Input data:
▼
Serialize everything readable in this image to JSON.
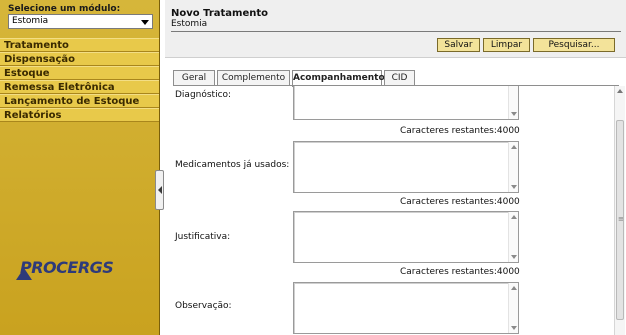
{
  "sidebar": {
    "module_label": "Selecione um módulo:",
    "module_selected": "Estomia",
    "menu": [
      {
        "label": "Tratamento"
      },
      {
        "label": "Dispensação"
      },
      {
        "label": "Estoque"
      },
      {
        "label": "Remessa Eletrônica"
      },
      {
        "label": "Lançamento de Estoque"
      },
      {
        "label": "Relatórios"
      }
    ],
    "logo_text": "PROCERGS"
  },
  "header": {
    "title": "Novo Tratamento",
    "subtitle": "Estomia",
    "buttons": {
      "save": "Salvar",
      "clear": "Limpar",
      "search": "Pesquisar..."
    }
  },
  "tabs": [
    {
      "label": "Geral",
      "active": false
    },
    {
      "label": "Complemento",
      "active": false
    },
    {
      "label": "Acompanhamento",
      "active": true
    },
    {
      "label": "CID",
      "active": false
    }
  ],
  "fields": [
    {
      "label": "Diagnóstico:",
      "value": "",
      "counter": "Caracteres restantes:4000"
    },
    {
      "label": "Medicamentos já usados:",
      "value": "",
      "counter": "Caracteres restantes:4000"
    },
    {
      "label": "Justificativa:",
      "value": "",
      "counter": "Caracteres restantes:4000"
    },
    {
      "label": "Observação:",
      "value": "",
      "counter": ""
    }
  ],
  "colors": {
    "sidebar_bg": "#c9a21f",
    "menu_item_bg": "#e8c94a",
    "button_bg": "#f3e39a",
    "logo": "#2d3a7a"
  }
}
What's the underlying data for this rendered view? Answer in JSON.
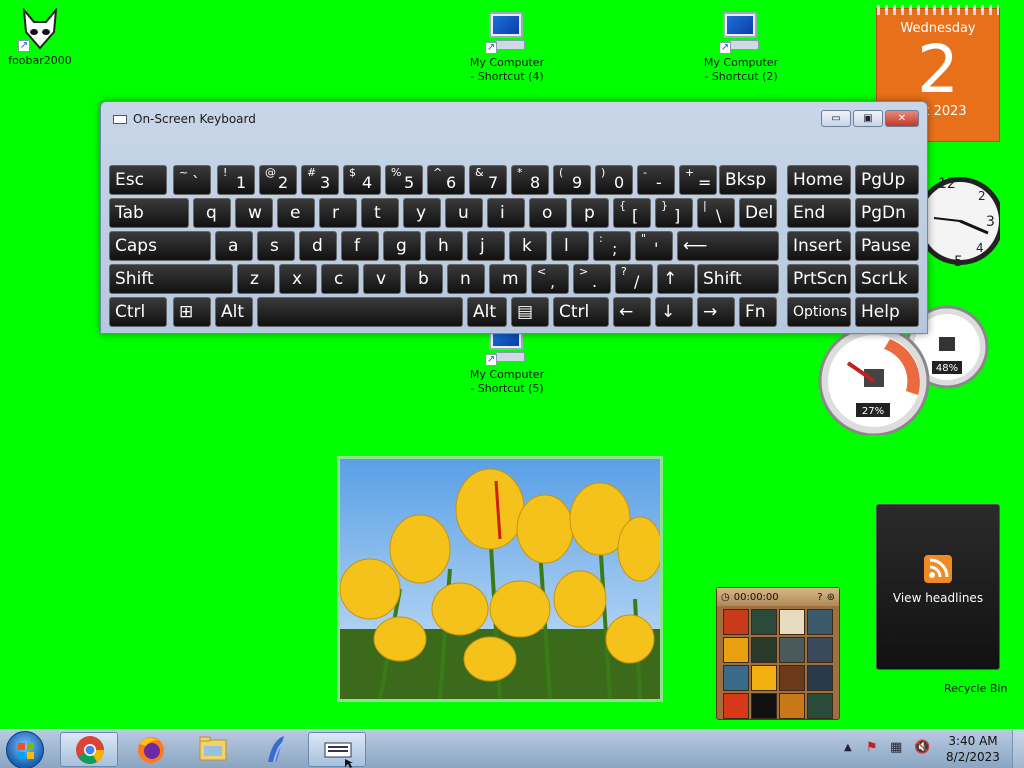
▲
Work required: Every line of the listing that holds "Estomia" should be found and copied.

Answer:
    "module_selected": "Estomia",
    "subtitle": "Estomia",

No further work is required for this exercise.